Conkers Bad Fur Day – this game only ended up coming into my possession due to an unfortunate series of events for my sister, who was robbed of her N64. While I haven’t played through the story yet (it’s on my pile) the myriad multiplayer modes in this game put an adult spin on what appears to be a cute game – making for some hilarious times. The multiplayer tank minigame especially was one I spent many hours in with the niece and nephew, and peeing on each other in the bathroom section of a warzone level – priceless.
Banjo Tooie – I am told this is just as great as the original, I do own it, but again – haven’t had a chance to actually sit down and play it. I will get to this one day.
Donkey Kong 64 – a once off go at a friends’ house, playing as Tiny Kong, gliding around using her spinning hair trick – I was sold. All 5 playable characters are great in this game, and the puzzles are brilliant. Apart from playing through some of the game when a friend lent it to me, I didn’t get a chance to play this until I was 21, and again, still haven’t finished it. When the mood strikes me again, I will pick up where I left off and get all the bananas.
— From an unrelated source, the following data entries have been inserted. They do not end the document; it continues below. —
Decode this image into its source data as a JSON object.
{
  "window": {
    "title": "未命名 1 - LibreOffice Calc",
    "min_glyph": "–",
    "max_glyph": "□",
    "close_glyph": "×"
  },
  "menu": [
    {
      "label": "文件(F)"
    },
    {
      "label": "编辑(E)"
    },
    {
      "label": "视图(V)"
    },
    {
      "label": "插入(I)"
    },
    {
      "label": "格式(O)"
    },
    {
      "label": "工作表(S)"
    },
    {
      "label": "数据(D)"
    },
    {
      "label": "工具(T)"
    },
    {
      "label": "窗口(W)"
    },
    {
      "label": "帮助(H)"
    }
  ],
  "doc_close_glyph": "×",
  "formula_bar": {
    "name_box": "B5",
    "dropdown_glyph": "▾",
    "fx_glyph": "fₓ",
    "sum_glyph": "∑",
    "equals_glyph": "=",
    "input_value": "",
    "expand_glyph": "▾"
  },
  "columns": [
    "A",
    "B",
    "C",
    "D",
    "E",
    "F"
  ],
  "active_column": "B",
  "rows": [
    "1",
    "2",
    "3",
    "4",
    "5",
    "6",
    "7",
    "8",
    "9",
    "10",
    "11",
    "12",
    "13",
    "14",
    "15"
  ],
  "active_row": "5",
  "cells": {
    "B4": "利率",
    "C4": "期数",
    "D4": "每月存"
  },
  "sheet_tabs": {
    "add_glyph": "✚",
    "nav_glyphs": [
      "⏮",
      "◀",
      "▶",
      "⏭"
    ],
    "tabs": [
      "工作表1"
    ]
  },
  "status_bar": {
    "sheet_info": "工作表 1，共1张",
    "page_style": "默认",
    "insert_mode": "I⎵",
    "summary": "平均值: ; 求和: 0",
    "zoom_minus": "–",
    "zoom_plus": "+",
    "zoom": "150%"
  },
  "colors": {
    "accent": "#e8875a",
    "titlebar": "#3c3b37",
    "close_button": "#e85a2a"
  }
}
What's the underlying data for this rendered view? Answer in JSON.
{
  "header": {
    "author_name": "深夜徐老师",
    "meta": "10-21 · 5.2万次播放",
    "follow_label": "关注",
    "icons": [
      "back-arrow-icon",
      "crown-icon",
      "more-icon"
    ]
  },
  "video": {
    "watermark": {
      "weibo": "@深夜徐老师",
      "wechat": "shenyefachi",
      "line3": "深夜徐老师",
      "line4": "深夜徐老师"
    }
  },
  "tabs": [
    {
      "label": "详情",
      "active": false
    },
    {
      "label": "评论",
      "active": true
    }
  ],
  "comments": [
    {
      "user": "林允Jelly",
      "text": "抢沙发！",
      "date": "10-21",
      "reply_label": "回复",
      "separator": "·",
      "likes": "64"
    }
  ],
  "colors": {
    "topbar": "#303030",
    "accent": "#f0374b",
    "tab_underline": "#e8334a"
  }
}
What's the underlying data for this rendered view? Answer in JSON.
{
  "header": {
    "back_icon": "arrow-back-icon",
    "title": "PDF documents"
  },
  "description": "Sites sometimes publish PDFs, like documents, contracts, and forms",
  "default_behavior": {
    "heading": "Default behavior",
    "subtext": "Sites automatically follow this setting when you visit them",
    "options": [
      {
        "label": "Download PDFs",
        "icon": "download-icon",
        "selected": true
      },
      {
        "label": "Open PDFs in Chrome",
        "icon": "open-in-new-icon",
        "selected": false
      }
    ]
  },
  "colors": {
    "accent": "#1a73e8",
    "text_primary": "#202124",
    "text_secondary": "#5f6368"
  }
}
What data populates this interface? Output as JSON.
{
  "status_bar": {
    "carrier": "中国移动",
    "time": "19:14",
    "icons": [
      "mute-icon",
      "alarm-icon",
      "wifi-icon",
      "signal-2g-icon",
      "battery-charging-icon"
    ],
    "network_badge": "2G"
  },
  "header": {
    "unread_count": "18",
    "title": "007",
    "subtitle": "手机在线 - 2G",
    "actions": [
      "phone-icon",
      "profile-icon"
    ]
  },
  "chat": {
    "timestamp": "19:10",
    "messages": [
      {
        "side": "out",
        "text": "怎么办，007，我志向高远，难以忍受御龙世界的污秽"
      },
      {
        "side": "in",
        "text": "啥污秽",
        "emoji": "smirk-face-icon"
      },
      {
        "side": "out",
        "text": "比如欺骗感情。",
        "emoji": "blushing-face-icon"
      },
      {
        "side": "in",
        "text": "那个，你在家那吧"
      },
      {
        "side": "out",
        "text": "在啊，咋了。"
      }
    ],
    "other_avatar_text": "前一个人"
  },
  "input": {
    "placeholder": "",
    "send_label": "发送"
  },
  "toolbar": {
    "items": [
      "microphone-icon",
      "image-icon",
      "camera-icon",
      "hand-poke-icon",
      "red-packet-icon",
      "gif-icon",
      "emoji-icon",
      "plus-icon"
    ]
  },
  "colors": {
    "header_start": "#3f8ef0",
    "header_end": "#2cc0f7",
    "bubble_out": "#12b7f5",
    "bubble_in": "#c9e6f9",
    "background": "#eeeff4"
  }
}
As you might imagine, one of my favourite announcements of Microsoft's E3 2015 conference was Rare Replay, a bundle of 30 games created by Rare over the years. While I don't currently have an Xbox One... This might just tip me over the edge into purchasing one. I might finally get a chance to try out the allegedly horrible Perfect Dark Zero.
Just as exciting is the new IP title from Rare, Sea of Thieves. I'm not overly into online multiplayer games, but this looks like an interesting idea in that classic Rare style - something I'm definitely keen to try out.
Rare’s impact on my gaming life has played a significant part on where I am today, the type of games I enjoy playing and part of the reason why gaming is a passion of mine. While some of Rare’s characters such as Banjo and Joanna Dark may not be around in a similar vein as its comparative equivalents in Mario and Masterchief, they will always hold a special place in my heart and personal gaming hall of fame.
Have your own Rare memories you'd love to share? Maybe a different developer that has captured your heart? Share away in the comments below!